However, the reason no president since Roosevelt has been able to deliver on that promise is that "the capitalist economic system that we have in this country, and is indeed the system dominant around the world, has gotten built into it an irrational, unstable behavior," he said.
Wolff referred to the 10 years since the 2008 crash as a "lost decade." He noted that income for most Americans has been down for that entire time, destroying people's savings, and pointed out the "very bad prospects" children coming of age have.
"The consequences of this collapse 10 years ago are much in evidence all around us and will not go away anytime soon," he told Sputnik.
"This is an economic system that has just demonstrated the ability to damage the people of the world on a scale that leaves you kind of breathless, and with one overwhelming question: how in the world did we get ourselves into a situation where we have an economic system — capitalism — that imposes these burdens on us, and yet we still live in a country, here in the United States, where it's a taboo to raise the question: ‘Can't we do better than capitalism, and why in the world are we satisfied with a system that works so badly?'"
Wolff noted that "the program of bailing out the banks," instead of the people being foreclosed upon and laid off, "is why we're here." Referencing a New York Times report published Friday, Wolff said that "for many Americans, they're finally, in 2018, back to a median income of the average American family roughly where it was in 2007. That's a lost decade."
The economist noted that, in contrast to the way the 2008 crash was handled, with so-called "trickle-down economics" justifying giving money to the wealthiest Americans and hoping it would benefit the poor, during the Great Depression the government took the opposite approach — "trickle-up economics," he called it — by giving money to the poor who needed it, and that "worked well."

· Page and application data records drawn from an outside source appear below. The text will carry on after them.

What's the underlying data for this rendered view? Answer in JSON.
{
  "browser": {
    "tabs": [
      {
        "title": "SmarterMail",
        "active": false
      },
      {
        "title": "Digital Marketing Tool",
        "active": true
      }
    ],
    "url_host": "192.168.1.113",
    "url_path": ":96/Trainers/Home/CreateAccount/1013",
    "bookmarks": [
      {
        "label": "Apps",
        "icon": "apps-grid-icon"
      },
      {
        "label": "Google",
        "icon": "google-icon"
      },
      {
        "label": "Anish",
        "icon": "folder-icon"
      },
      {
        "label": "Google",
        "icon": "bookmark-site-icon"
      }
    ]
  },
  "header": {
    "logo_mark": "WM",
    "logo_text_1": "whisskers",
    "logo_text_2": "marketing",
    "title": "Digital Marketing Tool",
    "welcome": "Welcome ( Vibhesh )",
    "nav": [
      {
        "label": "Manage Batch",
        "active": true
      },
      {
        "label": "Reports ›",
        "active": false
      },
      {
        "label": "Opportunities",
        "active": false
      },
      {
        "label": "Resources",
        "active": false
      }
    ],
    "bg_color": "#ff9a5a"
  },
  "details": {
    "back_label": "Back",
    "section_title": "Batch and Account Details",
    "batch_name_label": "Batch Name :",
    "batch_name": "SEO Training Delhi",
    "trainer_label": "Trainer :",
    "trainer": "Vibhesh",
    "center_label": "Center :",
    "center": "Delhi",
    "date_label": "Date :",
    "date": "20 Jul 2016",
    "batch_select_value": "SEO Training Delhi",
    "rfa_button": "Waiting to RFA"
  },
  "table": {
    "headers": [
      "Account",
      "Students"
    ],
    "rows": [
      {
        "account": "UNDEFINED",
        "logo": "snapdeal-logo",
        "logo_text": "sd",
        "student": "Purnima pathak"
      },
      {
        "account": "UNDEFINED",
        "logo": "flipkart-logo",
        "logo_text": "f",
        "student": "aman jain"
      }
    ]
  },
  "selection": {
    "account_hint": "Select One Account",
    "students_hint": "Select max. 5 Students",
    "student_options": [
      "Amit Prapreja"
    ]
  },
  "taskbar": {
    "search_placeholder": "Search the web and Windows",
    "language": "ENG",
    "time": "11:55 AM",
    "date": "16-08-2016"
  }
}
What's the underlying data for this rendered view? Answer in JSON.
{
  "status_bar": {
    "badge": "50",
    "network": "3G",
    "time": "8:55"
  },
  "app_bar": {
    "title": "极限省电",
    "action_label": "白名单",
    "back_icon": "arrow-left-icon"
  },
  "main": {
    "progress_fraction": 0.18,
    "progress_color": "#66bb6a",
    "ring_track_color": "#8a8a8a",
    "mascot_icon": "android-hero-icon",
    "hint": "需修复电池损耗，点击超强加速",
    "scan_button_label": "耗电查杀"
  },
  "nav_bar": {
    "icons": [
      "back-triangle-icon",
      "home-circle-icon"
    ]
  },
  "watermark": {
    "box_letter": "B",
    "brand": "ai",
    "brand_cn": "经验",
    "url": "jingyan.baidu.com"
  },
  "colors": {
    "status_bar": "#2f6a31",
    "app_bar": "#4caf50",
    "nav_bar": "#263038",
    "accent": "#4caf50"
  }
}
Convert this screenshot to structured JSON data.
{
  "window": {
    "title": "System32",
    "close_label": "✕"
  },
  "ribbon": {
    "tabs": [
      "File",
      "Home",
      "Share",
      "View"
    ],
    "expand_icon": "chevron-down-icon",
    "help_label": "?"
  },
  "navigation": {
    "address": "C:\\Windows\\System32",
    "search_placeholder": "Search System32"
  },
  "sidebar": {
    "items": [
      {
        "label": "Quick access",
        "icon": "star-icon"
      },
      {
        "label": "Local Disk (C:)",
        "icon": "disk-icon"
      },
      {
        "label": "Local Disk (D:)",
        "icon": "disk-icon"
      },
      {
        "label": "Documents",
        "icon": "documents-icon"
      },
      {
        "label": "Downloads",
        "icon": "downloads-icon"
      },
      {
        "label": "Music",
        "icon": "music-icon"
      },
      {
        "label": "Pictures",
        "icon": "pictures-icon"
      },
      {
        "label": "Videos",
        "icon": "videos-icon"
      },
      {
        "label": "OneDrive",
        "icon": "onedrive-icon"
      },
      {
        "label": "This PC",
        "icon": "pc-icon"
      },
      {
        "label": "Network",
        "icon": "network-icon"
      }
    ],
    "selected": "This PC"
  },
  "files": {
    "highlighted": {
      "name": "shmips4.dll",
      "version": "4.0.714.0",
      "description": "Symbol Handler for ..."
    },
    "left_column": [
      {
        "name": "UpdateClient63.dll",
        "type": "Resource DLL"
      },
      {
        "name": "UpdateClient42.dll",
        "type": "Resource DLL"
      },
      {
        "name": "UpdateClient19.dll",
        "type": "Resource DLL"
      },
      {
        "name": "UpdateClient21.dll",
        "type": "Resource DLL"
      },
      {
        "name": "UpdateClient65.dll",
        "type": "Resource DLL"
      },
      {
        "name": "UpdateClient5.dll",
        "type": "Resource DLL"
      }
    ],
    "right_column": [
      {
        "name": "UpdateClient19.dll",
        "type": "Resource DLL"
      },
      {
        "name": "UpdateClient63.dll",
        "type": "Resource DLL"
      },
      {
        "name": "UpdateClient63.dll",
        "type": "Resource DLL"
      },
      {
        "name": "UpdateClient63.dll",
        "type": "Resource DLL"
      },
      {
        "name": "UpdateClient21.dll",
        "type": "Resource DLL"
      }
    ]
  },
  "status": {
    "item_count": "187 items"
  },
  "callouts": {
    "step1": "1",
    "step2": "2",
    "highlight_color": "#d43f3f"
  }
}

He attributed the difference in responses to "a powerful labor movement, the CIO [Congress of Industrial Organizations], strong socialist and communist parties — they worked together, and suddenly you could not do the bailout from the top in the 1930s that they were able to get away with after 2008."
Wolff noted that, while incomes have stagnated for the last decade, productivity has still increased because of computerization and AI, meaning that the rich have gotten steadily richer, and "the distance between them and everybody else" has gotten more extreme, amplifying the effects of oligarchy already inherent in the political system.
Wolff said the "too big to fail" banks, such as JP Morgan Chase, Citibank and Wells Fargo, are "bigger now than they were then. We haven't solved the problem of ‘too big to fail,' we've made it worse."
Wolff noted that JP Morgan Chase has admitted that it expects the next financial crash to be in 2019 or 2020.
"That's the most amazing admission of failure of an economic system. We're still here discussing the collapse 10 years ago and its long lasting legacy," and meanwhile, one of the nation's largest banks has said, "We did such a bad job in figuring out what to do about the last one that we're now getting ready for the next one."